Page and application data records
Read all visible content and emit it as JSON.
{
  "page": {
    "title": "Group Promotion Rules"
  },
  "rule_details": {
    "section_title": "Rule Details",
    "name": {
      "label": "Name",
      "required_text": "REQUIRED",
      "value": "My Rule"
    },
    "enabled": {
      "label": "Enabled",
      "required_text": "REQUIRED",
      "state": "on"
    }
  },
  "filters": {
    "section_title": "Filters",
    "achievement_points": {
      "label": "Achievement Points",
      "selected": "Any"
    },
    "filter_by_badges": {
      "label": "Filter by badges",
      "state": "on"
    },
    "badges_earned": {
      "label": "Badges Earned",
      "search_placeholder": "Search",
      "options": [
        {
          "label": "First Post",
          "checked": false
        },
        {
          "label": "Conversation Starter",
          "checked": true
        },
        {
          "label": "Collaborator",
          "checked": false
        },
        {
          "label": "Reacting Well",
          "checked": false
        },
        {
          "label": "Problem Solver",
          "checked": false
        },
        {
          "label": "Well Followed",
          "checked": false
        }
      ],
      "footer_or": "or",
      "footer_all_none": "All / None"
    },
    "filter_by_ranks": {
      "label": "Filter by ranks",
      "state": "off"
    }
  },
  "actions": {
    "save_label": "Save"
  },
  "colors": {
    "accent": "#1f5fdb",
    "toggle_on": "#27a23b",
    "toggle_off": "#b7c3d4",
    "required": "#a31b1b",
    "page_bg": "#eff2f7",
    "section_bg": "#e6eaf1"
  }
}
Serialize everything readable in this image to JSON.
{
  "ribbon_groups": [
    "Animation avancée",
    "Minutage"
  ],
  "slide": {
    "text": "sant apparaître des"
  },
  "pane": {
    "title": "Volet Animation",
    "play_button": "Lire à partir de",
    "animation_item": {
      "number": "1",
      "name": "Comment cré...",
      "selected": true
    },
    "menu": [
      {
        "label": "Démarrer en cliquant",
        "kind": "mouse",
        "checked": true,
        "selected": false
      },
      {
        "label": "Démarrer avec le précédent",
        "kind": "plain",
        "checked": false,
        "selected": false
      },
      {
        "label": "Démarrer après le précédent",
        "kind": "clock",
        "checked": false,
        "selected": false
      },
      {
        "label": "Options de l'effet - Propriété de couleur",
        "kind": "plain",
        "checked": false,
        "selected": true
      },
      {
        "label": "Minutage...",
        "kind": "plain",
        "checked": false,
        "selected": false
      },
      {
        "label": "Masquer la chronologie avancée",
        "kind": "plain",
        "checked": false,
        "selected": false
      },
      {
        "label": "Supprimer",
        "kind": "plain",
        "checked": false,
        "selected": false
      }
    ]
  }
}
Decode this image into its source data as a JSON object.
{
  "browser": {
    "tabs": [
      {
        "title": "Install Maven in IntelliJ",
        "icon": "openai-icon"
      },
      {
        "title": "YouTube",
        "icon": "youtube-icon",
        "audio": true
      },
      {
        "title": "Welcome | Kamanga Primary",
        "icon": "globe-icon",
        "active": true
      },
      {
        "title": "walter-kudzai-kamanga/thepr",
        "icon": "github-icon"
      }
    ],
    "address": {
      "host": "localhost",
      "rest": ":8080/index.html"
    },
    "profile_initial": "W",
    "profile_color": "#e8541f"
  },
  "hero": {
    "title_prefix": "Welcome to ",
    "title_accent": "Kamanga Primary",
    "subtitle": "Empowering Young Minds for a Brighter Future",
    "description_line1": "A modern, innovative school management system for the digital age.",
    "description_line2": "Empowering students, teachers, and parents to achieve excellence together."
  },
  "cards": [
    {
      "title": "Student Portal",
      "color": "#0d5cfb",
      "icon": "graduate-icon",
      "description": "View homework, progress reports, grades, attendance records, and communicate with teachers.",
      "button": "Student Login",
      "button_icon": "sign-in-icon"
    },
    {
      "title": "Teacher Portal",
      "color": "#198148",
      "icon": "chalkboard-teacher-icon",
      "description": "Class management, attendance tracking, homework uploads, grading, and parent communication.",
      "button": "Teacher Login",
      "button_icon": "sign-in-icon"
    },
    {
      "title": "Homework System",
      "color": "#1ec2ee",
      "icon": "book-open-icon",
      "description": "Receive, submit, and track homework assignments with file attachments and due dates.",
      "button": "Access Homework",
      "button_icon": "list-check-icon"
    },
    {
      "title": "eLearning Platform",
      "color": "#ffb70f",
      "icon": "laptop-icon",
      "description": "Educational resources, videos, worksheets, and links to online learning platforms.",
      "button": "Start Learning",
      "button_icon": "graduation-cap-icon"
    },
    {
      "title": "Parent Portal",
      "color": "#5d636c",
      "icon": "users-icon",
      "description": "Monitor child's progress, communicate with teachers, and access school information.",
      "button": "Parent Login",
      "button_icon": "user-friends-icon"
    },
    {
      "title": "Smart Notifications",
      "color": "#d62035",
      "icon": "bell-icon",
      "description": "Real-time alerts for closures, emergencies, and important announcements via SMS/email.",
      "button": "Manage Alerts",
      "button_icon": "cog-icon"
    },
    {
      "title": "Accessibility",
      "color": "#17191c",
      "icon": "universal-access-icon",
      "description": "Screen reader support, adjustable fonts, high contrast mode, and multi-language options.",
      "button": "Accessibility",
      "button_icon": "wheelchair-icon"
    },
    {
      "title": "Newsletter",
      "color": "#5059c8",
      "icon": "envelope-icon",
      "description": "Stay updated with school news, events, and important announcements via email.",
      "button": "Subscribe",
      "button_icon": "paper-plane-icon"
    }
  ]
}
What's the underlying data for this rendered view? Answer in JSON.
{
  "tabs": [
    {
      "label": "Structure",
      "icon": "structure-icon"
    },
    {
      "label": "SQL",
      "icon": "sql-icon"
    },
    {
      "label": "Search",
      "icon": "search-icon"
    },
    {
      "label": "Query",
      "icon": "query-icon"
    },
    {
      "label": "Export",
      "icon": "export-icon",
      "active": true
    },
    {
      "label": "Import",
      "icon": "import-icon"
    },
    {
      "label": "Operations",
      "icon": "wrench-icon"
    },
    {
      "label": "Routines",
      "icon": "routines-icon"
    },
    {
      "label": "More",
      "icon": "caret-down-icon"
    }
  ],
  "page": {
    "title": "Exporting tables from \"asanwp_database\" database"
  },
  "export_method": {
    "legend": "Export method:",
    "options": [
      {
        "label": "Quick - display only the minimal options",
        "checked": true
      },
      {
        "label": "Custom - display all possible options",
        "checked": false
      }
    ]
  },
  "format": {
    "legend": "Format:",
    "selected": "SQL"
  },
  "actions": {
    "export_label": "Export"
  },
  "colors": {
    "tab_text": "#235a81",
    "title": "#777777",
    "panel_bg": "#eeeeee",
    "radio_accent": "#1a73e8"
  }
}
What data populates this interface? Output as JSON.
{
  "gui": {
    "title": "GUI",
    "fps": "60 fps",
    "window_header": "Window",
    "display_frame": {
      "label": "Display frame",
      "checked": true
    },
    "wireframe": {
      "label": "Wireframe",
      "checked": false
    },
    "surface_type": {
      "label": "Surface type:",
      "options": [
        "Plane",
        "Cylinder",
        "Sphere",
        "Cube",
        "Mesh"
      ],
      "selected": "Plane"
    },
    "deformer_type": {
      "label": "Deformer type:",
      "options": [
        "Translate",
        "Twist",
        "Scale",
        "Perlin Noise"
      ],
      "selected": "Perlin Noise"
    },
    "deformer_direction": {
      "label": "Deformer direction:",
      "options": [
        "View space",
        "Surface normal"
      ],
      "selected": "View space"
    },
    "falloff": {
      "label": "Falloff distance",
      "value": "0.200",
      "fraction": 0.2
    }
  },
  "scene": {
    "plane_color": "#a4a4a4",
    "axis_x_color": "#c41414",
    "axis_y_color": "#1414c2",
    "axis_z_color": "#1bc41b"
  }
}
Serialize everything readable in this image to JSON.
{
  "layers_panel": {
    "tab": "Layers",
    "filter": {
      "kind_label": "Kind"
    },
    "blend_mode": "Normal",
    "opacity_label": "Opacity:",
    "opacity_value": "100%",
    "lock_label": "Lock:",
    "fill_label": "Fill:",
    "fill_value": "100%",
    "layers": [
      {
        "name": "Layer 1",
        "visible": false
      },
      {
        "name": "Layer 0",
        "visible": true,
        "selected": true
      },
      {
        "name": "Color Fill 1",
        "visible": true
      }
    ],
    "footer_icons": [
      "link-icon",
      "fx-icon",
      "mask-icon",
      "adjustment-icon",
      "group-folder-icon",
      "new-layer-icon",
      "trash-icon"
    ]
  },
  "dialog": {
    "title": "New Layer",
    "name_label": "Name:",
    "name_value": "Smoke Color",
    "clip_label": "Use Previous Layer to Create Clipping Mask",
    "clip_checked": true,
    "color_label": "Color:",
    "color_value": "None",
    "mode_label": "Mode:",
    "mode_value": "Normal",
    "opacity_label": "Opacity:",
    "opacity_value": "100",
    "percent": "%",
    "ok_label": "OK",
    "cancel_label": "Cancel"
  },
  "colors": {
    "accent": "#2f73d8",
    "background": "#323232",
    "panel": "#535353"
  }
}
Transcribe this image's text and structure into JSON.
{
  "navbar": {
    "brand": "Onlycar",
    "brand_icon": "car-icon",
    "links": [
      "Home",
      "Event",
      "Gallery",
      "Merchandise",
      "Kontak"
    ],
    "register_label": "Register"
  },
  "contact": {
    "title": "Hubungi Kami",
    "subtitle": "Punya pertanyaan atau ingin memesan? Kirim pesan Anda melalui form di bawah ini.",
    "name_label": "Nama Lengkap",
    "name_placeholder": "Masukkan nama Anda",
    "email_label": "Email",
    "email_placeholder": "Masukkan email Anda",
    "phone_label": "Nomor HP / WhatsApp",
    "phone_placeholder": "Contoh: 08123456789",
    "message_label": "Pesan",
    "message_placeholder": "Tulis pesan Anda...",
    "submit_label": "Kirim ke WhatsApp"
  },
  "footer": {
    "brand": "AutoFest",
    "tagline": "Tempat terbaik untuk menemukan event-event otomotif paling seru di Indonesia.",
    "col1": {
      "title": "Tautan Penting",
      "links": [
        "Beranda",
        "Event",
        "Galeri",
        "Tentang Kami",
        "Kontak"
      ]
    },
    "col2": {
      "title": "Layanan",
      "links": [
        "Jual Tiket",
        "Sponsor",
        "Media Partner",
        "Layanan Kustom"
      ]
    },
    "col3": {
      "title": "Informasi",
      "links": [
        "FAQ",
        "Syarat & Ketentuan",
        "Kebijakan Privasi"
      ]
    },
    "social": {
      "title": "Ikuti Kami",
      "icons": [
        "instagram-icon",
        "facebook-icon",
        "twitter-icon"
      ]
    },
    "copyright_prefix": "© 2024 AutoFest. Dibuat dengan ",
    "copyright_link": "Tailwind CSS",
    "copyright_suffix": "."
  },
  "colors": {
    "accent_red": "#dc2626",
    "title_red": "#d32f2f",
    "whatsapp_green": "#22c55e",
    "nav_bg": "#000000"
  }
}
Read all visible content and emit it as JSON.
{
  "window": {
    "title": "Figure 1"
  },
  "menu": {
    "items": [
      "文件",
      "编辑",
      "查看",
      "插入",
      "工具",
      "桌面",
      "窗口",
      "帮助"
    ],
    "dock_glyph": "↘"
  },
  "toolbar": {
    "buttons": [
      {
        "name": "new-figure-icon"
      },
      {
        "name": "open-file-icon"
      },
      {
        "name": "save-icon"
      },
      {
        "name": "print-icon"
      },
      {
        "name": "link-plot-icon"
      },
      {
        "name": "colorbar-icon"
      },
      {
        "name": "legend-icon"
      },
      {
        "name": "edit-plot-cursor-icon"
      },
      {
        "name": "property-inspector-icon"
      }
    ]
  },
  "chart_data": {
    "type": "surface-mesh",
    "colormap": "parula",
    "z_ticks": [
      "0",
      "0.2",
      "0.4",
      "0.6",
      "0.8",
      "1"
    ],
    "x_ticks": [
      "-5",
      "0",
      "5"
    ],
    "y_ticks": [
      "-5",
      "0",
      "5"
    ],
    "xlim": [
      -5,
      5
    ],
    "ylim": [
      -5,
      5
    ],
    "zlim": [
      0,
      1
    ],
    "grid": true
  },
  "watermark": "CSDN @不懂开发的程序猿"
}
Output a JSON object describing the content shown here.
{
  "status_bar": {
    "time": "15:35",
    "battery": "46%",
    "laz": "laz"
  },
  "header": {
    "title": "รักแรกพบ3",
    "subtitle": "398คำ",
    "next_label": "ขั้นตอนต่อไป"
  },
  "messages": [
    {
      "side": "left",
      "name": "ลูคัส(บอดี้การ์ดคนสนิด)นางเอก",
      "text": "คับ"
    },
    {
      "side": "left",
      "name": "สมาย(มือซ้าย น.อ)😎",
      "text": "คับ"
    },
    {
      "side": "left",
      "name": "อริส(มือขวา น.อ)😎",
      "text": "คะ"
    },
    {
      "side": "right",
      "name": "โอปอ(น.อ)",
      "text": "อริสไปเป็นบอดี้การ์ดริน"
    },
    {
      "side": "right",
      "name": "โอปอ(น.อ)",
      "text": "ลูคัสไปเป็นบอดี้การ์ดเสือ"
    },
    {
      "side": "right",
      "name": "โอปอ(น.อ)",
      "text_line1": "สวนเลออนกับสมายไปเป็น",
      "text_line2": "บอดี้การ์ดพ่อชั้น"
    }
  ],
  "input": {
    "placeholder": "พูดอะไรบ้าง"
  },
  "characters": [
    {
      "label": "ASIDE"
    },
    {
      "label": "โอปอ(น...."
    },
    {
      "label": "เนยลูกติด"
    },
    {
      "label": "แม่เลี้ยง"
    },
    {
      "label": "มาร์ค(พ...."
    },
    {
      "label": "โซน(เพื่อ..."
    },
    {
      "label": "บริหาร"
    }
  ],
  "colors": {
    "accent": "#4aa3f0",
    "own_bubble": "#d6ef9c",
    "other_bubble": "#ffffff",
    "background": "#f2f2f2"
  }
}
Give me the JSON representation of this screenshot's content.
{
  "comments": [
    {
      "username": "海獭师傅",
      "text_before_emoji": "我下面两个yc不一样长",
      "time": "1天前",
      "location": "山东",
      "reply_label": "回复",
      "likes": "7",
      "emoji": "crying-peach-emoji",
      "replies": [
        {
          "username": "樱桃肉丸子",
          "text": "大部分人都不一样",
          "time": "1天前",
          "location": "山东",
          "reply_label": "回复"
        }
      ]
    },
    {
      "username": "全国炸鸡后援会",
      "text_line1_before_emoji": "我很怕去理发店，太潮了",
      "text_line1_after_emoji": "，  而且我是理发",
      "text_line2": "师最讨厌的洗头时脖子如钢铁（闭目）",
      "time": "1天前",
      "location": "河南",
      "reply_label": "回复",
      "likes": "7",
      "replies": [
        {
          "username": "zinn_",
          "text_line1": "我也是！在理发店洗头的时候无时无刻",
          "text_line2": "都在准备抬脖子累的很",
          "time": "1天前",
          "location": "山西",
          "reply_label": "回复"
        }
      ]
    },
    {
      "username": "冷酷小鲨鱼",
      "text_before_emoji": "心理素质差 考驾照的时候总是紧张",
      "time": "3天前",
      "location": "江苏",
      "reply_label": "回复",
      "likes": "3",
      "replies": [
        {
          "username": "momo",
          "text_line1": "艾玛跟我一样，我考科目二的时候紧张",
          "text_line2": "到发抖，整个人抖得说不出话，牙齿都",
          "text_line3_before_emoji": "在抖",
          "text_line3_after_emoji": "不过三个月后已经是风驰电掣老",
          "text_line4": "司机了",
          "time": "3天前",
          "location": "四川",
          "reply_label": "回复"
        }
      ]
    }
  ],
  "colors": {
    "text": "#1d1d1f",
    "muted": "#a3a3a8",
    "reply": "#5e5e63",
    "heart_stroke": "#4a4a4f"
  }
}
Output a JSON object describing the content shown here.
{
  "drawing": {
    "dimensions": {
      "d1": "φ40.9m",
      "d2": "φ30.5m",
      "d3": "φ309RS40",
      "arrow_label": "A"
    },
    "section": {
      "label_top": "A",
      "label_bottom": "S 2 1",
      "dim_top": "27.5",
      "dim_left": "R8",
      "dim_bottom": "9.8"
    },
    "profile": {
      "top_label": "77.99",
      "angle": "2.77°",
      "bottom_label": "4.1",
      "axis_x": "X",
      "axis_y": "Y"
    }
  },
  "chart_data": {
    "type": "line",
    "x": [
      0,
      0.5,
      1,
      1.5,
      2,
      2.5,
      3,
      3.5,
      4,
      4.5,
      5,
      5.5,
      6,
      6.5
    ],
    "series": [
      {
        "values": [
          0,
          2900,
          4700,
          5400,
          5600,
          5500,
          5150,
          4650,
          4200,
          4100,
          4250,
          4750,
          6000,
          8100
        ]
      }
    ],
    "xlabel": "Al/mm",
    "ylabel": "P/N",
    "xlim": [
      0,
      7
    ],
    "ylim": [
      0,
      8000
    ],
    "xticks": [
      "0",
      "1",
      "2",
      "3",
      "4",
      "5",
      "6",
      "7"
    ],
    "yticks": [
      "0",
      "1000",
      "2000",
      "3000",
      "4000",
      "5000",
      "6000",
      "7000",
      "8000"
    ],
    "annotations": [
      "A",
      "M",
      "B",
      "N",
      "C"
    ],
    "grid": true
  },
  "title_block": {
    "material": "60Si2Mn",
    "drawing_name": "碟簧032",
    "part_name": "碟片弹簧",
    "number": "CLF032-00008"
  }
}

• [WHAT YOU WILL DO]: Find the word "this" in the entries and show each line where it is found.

• [FINISHED EXERCISE]:
Serialize everything readable in this image to JSON.
Decode this image into its source data as a JSON object.
What's the underlying data for this rendered view? Answer in JSON.
What data populates this interface? Output as JSON.
Serialize everything readable in this image to JSON.
Transcribe this image's text and structure into JSON.
Give me the JSON representation of this screenshot's content.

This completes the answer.